To enjoy the full Mail & Guardian online experience: please upgrade your browser
03 Oct 2006 07:59
Two young United States scientists, Andrew Fire and Craig Mello, on Monday won the Nobel Medicine Prize for discovering how to silence malfunctioning genes, a breakthrough which could lead to an era of new therapies to reverse crippling disease.
“This year’s Nobel laureates have discovered a fundamental mechanism for controlling the flow of genetic information,” the jury declared.
Their discovery, called RNA interference and which occurs in plants, animals and humans, was published in 1998.
That leaves a bare eight years between publication and a Nobel award, which approximates to a record for fast-track recognition. A Nobel is typically awarded decades later, when history proves that the research was truly groundbreaking.
“RNA interference is already being widely used in basic science as a method to study the function of genes and it may lead to novel therapies in the future,” the jury said.
Mello said he was stunned by the Nobel committee’s speedy recognition.
“I was very surprised, mainly because I’m fairly young and I thought maybe there were so many other discoveries worthy of a Nobel prize,” Mello, a 45-year-old professor of molecular medicine at the University of Massachusetts Medical School, told Swedish Radio.
“I just assumed it was something that might come several years from now,” he said after receiving a telephone call from the Nobel committee in the middle of the night.
“It’s still sinking in I think, I can hardly believe it.”
Fire, a 47-year-old professor at Stanford University School of Medicine in California, said he was very happy to be honoured.
“At first of course one doesn’t believe it.
It could be a dream or a mistake or something like that.
He admitted to feeling “slightly guilty”, saying a number of peers in his field could just as easily have won the prestigious honour.
“There’s a number of people who have made major contributions in this field,” he said.
“I wouldn’t have been surprised to see half a dozen other names show up in this category and to have been watching from the outside.
“It’s been a wonderful field to have been part of and it’s funny that I feel slightly guilty to be sitting here having won,” added Fire.

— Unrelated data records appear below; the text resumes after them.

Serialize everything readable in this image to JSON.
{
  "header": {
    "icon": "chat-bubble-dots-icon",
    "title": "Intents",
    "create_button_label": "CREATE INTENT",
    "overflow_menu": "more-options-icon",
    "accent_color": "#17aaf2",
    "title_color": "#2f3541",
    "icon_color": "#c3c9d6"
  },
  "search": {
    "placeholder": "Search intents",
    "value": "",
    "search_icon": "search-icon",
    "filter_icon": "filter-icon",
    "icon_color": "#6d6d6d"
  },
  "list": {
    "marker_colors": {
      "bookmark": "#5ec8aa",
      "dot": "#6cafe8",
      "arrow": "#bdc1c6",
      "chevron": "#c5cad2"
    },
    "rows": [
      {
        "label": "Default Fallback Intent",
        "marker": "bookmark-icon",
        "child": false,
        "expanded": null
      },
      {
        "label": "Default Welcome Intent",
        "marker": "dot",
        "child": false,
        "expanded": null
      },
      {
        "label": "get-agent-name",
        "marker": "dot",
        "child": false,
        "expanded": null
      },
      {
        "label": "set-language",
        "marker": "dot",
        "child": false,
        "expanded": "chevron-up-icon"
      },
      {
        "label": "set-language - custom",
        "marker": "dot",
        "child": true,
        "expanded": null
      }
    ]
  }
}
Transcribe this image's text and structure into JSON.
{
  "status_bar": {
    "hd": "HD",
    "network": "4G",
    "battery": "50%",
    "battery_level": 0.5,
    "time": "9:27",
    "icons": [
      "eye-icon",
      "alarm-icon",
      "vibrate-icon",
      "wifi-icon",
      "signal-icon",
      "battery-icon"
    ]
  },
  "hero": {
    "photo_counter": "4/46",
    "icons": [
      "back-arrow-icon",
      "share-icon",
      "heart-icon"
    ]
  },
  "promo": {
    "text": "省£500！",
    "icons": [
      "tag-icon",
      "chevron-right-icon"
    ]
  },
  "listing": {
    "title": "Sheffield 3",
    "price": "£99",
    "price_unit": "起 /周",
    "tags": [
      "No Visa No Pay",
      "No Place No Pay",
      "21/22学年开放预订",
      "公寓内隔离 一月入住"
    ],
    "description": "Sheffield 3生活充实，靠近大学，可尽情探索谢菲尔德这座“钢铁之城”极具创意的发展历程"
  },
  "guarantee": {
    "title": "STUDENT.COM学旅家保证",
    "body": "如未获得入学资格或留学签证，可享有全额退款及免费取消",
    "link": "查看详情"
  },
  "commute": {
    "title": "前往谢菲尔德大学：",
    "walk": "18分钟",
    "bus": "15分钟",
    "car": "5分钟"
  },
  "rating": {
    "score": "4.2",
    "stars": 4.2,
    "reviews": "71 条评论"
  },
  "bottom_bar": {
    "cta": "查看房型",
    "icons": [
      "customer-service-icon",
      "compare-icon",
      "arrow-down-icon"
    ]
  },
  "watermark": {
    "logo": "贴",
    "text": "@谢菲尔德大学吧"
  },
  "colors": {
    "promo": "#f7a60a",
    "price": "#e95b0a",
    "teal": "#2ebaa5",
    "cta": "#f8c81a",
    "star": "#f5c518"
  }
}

Genes make proteins, the molecules that comprise and maintain all the body’s tissues. They set the protein-making machinery in motion through a gopher molecule called messenger RNA, or mRNA.
In 1998, Fire and Mello, working together on nematode earthworms, discovered a mechanism that interferes with mRNA—RNA interference (RNAi). RNAi, they discovered, is a natural molecular switch, regulating gene expression in plants and animals as well as humans.
By “silencing” over-active or malfunctioning genes, researchers hope to be able to devise a new generation of treatments for virus infections, cardiovascular disease, hormonal disorders and a range of inherited health problems.
“Their discovery clarified many confusing and contradictory experimental observations ... [and] heralded the start of a new research field,” the Nobel committee said.
In a statement, Mello said: “Our work was just one piece of a puzzle but I think it is opening a door to a whole new frontier from which we can learn so much more about our body’s own protective mechanisms.”
The pair published their discovery in the journal Nature in 1998, and in 2002 the US medical journal Science named RNAi as the breakthrough of the year.
But the science is very new and analysts caution that technical problems and safety concerns remain to be resolved before RNAi therapies enter the medical vocabulary.
Mello deplored poor funding of medical research as a waste of precious time and costs human lives.
“The consequence of not acting is we are sentencing people to death when we could be helping” with new drugs and therapies, he said at a news conference in Worcester, Massachusetts.
“I want to get right back to work,” Mello said. “I feel like we have a mission that we are accomplishing, we are on the right track. I think because of the genome project and many of these other technologies that allow us to know the causes of diseases, there are tremendous opportunities to develop new drugs.”
Fire and Mello will each receive a gold medal and a diploma and will share the prize sum of 10-million Swedish kronor ($1,37-million).
The Nobel prizes, founded by Swedish industrialist Alfred Nobel, the inventor of dynamite, were first awarded in 1901.
The Physics Prize was set to be announced on Tuesday, followed by the awards for chemistry, economics, literature and peace over the next two weeks.
The formal awarding of the prizes will take place on December 10. - AFP
Create Account | Lost Your Password?